It's a beautiful place to visit, and well worth the extra time to clamber down to the beach and do a little hiking. Also? Great gift shop. Not, of course, that that plays into the national significance.
ETA: a complete list of author events for this book can be found here.
For part 2 of Book Week, I bring you this: The Opposite of Cold by Michael Nordskog, with photographs by Aaron W. Hautala.
This is a coffee table book in terms of size and lushness of photography, but it's also surprisingly filled with lively text that does more than just act as captions for the photos. Saunas were introduced to the Midwest by immigrant Finns. Yes, along, with Swedes and Norskes, Minnesota also has a sizable Finnish heritage, especially around the Iron Range and in towns like Embarrass and Finland (the latter of which also has an annual festival celebrating St. Urho, a mythical saint conjured up to compete with Ireland's St. Patrick).
Today there are many historical saunas dotting the countryside of Finnish-rooted communities in Minnesota, as well as Michigan and Wisconsin. Some are preserved and available for visitors, such as those included in the Sisu Heritage Tours around Embarrass.
The Opposite of Cold looks at the roots of the sauna, both originally in Finland and how it translated to the U.S. The accompanying photography is gorgeous, and illustrates the creativity of sauna builders over the years, from a sauna perched on the edge of a dock to wooden and stone saunas to barrel-shaped saunas to portable saunas built on skids. Since so many of these saunas are hidden away in the woods or near lakes, the photographer had some excellent natural beauty to work with.
So, whether you're looking for a beautiful coffee table book, or an interesting, well-researched study of this part of Minnesota history, check out The Opposite of Cold.
Note: the author and photographer are giving a talk and slide show this Thursday, Sept. 30, at the American Swedish Institute. A reception begins at 6, with the talk starting at 7. I suspect it'll be well worth a stop. More details here.

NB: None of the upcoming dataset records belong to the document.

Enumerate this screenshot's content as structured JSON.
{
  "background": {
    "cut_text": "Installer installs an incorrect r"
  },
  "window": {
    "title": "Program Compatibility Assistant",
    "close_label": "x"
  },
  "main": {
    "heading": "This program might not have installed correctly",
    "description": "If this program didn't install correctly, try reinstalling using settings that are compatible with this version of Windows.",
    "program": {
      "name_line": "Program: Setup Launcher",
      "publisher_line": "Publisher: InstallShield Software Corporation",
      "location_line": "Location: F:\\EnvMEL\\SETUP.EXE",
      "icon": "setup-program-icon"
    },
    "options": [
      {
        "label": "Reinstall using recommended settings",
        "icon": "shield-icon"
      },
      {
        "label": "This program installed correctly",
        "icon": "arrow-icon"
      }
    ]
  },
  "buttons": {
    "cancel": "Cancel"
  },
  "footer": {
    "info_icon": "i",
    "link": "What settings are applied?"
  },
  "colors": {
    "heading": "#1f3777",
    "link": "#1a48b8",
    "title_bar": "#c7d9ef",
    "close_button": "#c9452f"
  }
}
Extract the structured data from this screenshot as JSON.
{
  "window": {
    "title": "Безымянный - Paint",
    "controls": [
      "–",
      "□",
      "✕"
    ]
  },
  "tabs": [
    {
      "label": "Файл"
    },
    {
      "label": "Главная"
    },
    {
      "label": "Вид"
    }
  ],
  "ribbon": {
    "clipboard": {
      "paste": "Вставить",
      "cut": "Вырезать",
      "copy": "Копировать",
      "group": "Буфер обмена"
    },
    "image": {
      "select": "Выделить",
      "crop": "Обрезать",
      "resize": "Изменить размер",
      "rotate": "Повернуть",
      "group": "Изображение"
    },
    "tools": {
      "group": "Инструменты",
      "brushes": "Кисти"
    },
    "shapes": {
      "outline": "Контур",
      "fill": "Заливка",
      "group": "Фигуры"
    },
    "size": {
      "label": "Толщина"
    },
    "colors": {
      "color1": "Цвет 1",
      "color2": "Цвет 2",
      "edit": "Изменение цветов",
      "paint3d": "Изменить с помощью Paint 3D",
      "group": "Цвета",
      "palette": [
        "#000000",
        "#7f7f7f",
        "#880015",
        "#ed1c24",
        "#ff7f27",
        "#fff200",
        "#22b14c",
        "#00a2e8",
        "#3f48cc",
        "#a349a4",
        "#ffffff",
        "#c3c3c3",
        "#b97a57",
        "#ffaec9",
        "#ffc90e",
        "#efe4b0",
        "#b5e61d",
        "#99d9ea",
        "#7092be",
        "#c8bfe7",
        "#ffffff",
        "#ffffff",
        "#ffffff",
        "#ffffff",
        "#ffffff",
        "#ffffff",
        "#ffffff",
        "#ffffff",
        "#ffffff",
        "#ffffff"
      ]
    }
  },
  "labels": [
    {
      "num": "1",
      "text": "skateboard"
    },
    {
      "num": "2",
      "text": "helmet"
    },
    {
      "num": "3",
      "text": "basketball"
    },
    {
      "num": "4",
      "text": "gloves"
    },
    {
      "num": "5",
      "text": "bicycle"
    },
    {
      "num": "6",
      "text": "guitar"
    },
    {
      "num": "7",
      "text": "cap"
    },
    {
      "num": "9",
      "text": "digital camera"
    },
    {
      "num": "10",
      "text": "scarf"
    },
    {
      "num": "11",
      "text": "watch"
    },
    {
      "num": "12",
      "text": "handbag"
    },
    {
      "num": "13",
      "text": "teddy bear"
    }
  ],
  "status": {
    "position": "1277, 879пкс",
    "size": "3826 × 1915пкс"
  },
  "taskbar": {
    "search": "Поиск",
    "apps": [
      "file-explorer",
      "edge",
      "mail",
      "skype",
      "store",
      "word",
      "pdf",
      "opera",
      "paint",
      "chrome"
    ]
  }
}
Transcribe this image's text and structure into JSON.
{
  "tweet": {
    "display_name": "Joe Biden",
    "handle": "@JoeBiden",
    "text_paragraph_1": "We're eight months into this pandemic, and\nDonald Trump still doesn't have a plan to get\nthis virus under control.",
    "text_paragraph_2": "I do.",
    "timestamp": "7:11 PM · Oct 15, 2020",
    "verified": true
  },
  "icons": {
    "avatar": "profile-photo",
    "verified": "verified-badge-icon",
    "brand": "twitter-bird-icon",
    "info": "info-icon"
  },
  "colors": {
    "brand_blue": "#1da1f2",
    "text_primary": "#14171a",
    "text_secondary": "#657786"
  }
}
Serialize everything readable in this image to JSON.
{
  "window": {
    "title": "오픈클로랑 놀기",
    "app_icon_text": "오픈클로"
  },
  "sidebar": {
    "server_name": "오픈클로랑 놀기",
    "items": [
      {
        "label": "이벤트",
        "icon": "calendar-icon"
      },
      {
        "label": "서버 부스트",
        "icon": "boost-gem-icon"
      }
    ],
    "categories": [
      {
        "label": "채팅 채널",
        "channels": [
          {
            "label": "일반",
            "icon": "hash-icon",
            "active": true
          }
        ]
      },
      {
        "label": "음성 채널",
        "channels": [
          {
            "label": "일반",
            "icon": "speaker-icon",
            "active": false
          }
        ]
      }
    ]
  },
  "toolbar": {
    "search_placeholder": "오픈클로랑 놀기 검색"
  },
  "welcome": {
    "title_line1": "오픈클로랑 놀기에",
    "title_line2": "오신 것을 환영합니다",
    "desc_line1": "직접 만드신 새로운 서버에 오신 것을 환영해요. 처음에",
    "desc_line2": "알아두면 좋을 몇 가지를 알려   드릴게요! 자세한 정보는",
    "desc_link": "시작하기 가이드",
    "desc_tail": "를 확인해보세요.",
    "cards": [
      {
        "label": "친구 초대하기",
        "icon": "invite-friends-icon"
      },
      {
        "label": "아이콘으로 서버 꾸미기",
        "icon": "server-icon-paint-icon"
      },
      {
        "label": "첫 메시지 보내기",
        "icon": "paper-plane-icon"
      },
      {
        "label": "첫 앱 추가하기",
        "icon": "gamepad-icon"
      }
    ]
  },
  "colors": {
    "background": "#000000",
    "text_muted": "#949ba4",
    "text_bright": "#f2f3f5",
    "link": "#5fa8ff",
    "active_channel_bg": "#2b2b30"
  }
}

My thanks to the University of Minnesota Press for sending me a review copy of this lovely book.
Remember last week, when we had that gloriously warm and sunny day, before the cold and wind and rain and sleet and even--gasp--snow returned? I spent that day exploring various places in the Twin Cities, armed with my trusty camera.
FYI, at the moment I'm wrapping up work on an iPhone app called Twin Cities Essentials. I put out a query via Twitter and Facebook, asking people what they thought should be included in an app like that. The overwhelming winner was this place:
That's an understandable response. A nearly 200-acre natural oasis in Minneapolis, Minnehaha has it all: trails, off-leash dog park, huge picnic areas (some of which are reservable):
Live music during the summer, historic sites, numerous picturesque stops, and, of course, the waterfall.
You can explore the Park by foot, as I did, or you can rent some wheels.
Wheel Fun Rentals provides a notable variety of wheel options. They're open daily Memorial Day-Labor Day; Sat-Sun in May, Sept (after Labor Day) and Oct.
You won't necessarily want to take a bike here.
Nor will you want to take these stairs, especially up, right after eating a hefty lunch. I'm not going to go into details on why I know that. Perhaps by Friday I'll tell you.
But after you've seen the falls, you can wander off to find the popular event site of the park:
This long pergola makes a beautiful backdrop, along with the flowers planted all around, for weddings.
The park has some history as well.
The John H. Stevens House was built in 1849 and was the first wood frame home west of the Mississippi. It's the gathering spot where community leaders came up with the city's name, and where the governmental structure for Hennepin County was created. Guided tours are offered on Sundays and holidays during the summer.
The Longfellow House, built in 1906 as a 2/3 replica of Henry Wadsworth Longfellow's home in MA. Currently it's used by the Minneapolis Park Board as an interpretive and information center.
Given that the forecast for today looks a bit gloomy, I hope you enjoyed this mini-tour of Minnehaha Park, and I hope that the weather improves quickly so y'all can go there and enjoy it yourself. So--besides Minnehaha, what should be on my Twin Cities Essentials iPhone app?